[Records supplied Boundary: Start]

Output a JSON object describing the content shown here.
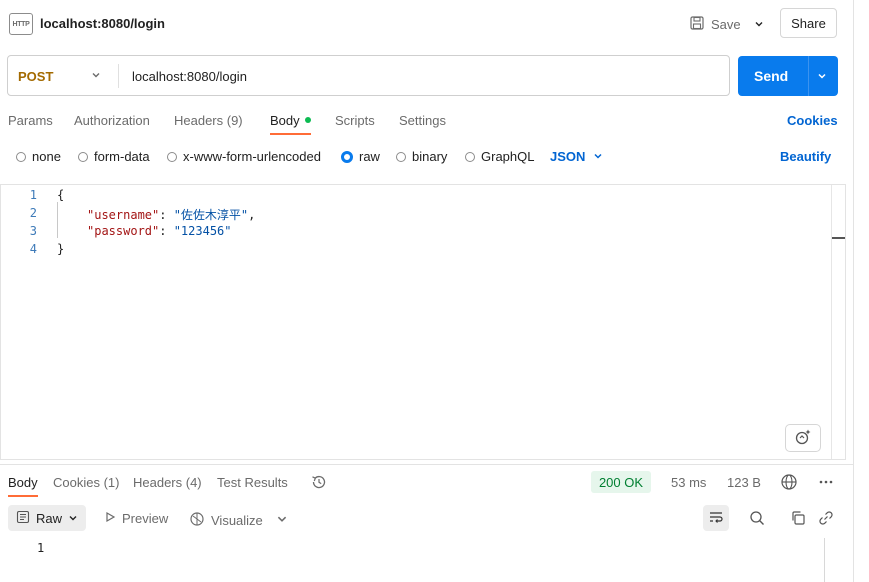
{
  "header": {
    "icon_text": "HTTP",
    "title": "localhost:8080/login",
    "save_label": "Save",
    "share_label": "Share"
  },
  "request": {
    "method": "POST",
    "url": "localhost:8080/login",
    "send_label": "Send"
  },
  "request_tabs": {
    "params": "Params",
    "authorization": "Authorization",
    "headers": "Headers (9)",
    "body": "Body",
    "scripts": "Scripts",
    "settings": "Settings",
    "cookies": "Cookies"
  },
  "body_types": {
    "none": "none",
    "form_data": "form-data",
    "urlencoded": "x-www-form-urlencoded",
    "raw": "raw",
    "binary": "binary",
    "graphql": "GraphQL",
    "format": "JSON",
    "beautify": "Beautify",
    "selected": "raw"
  },
  "editor": {
    "lines": [
      {
        "n": "1",
        "text": "{"
      },
      {
        "n": "2",
        "key": "\"username\"",
        "sep": ": ",
        "value": "\"佐佐木淳平\"",
        "tail": ","
      },
      {
        "n": "3",
        "key": "\"password\"",
        "sep": ": ",
        "value": "\"123456\"",
        "tail": ""
      },
      {
        "n": "4",
        "text": "}"
      }
    ]
  },
  "response_tabs": {
    "body": "Body",
    "cookies": "Cookies (1)",
    "headers": "Headers (4)",
    "test_results": "Test Results"
  },
  "response_meta": {
    "status": "200 OK",
    "time": "53 ms",
    "size": "123 B"
  },
  "response_toolbar": {
    "raw": "Raw",
    "preview": "Preview",
    "visualize": "Visualize"
  },
  "response_body": {
    "line_number": "1"
  },
  "colors": {
    "accent": "#097bed",
    "tab_active": "#ff6c37",
    "method": "#a36a00",
    "status_bg": "#e6f6ec",
    "status_fg": "#007f31"
  }
}
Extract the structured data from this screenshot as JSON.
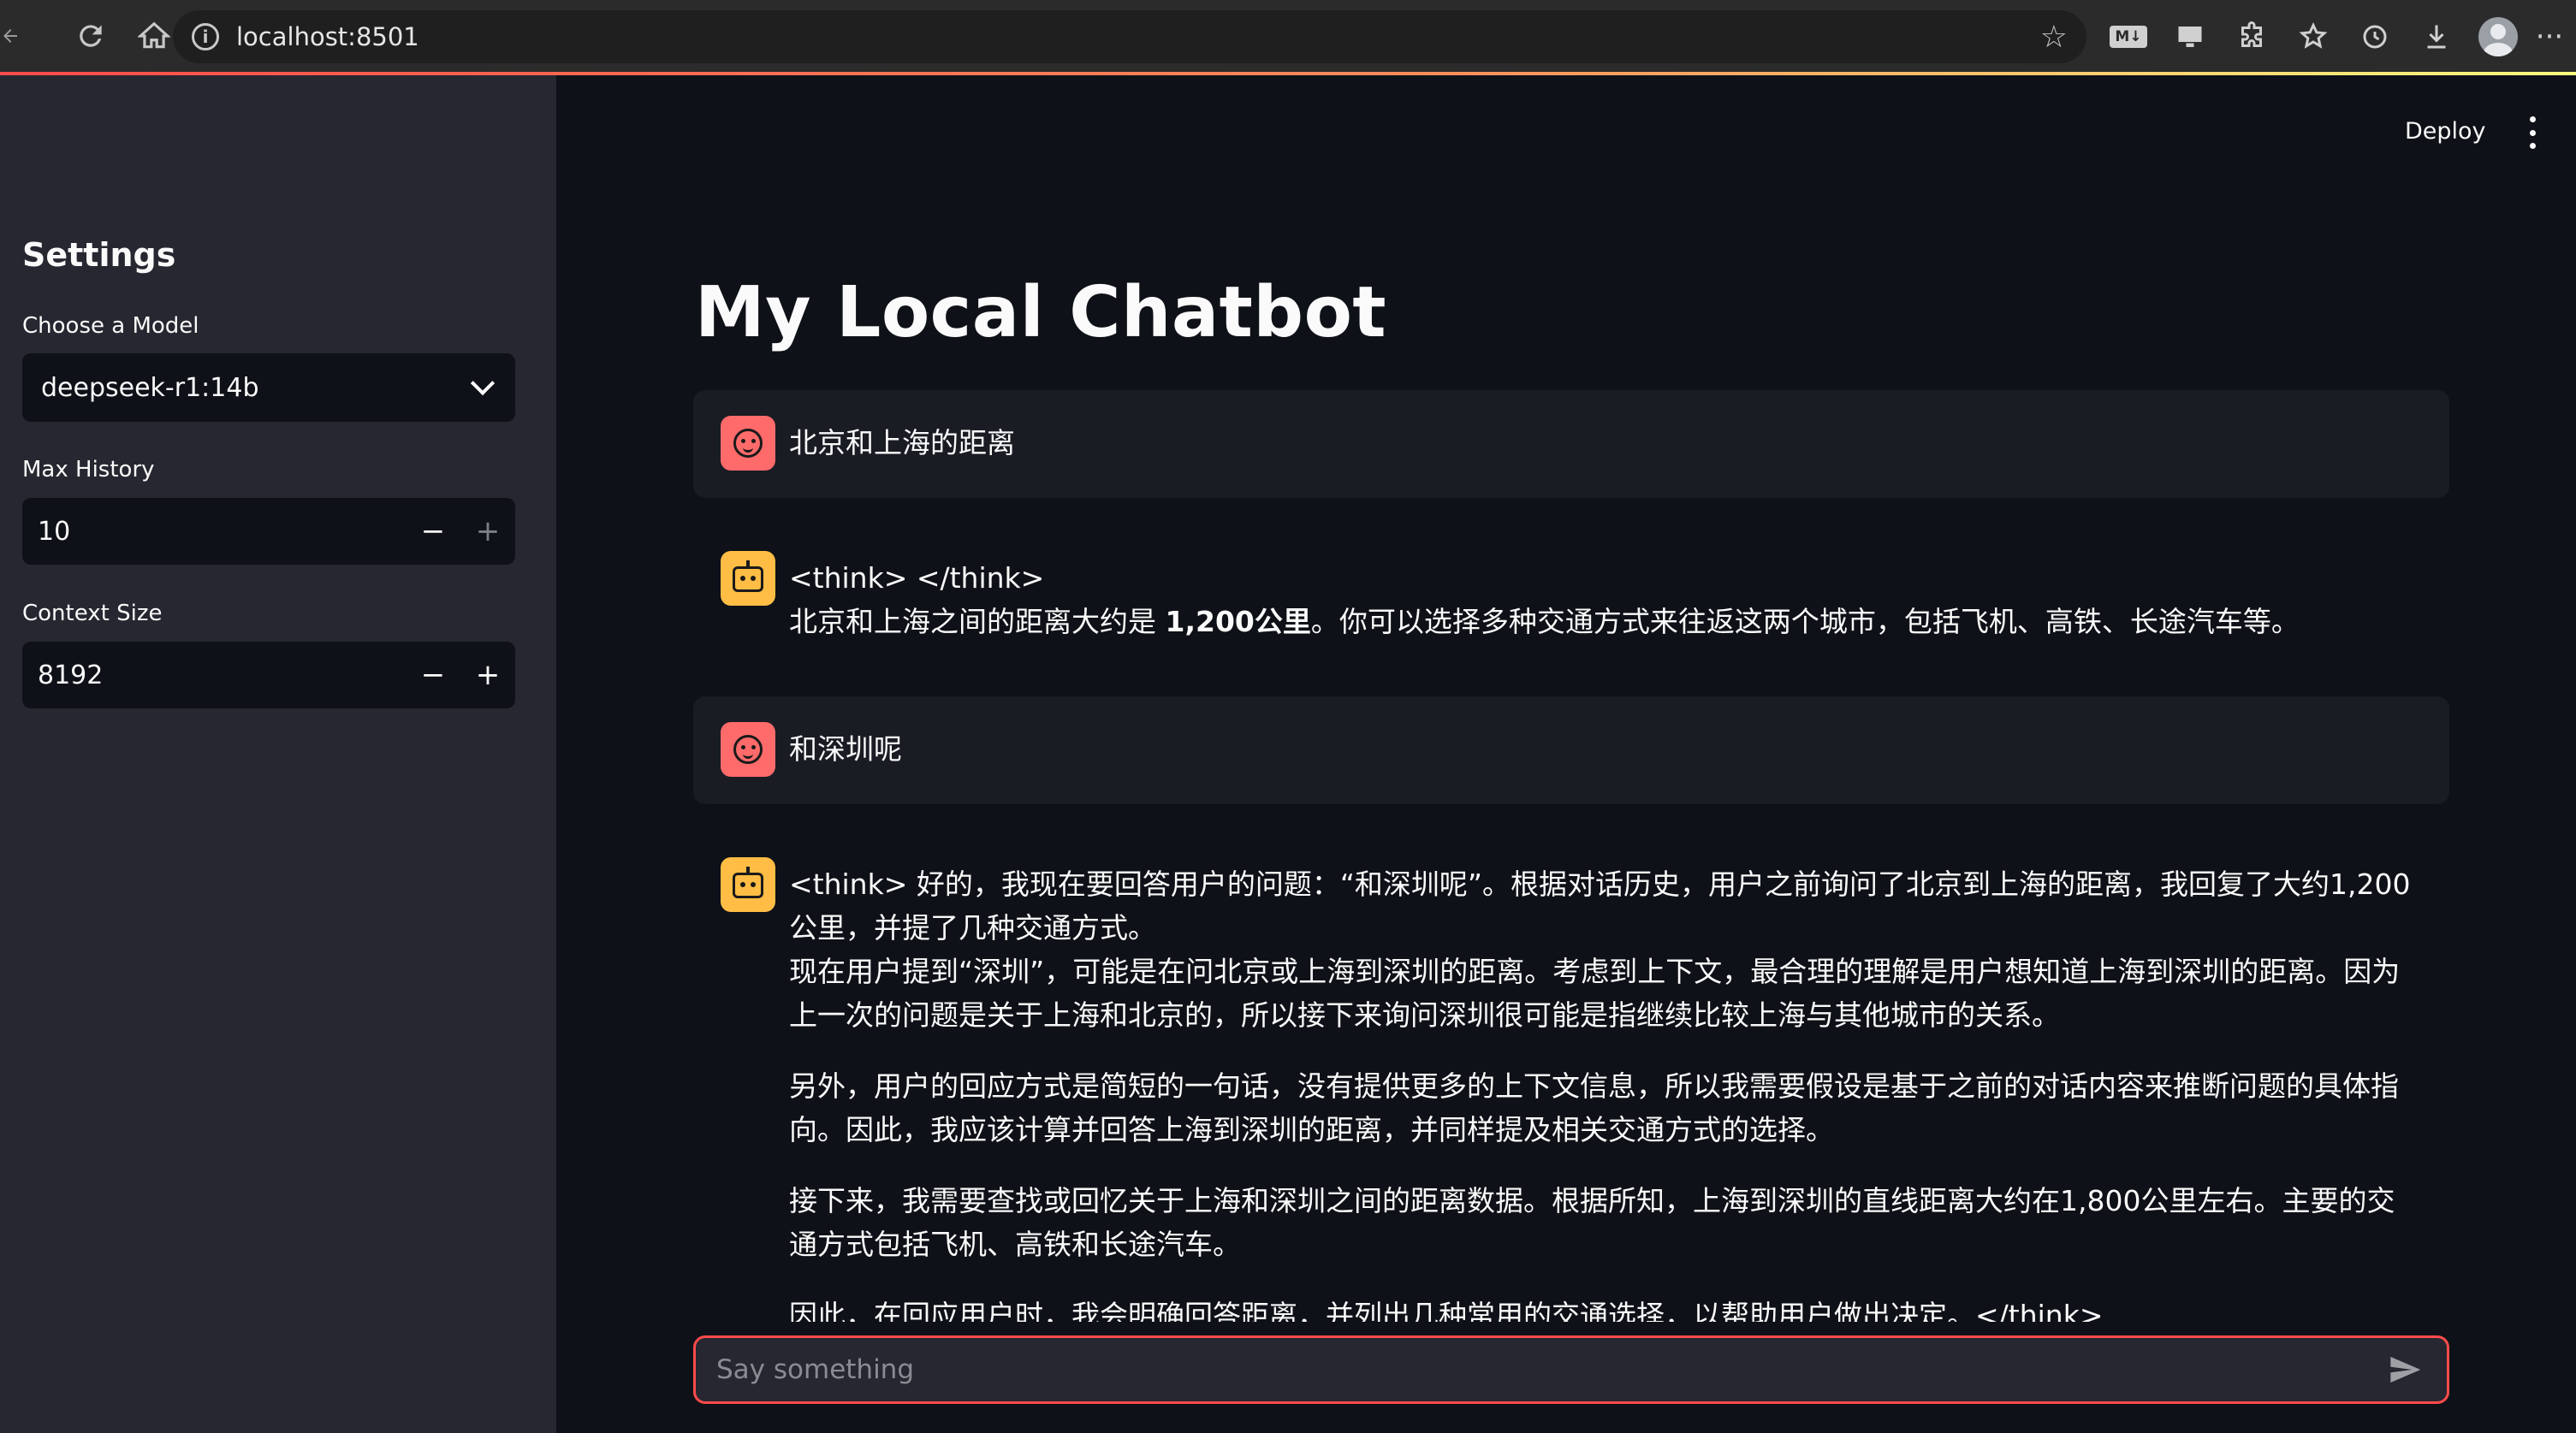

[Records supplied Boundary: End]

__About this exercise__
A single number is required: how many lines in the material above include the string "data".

__Problem solution__
2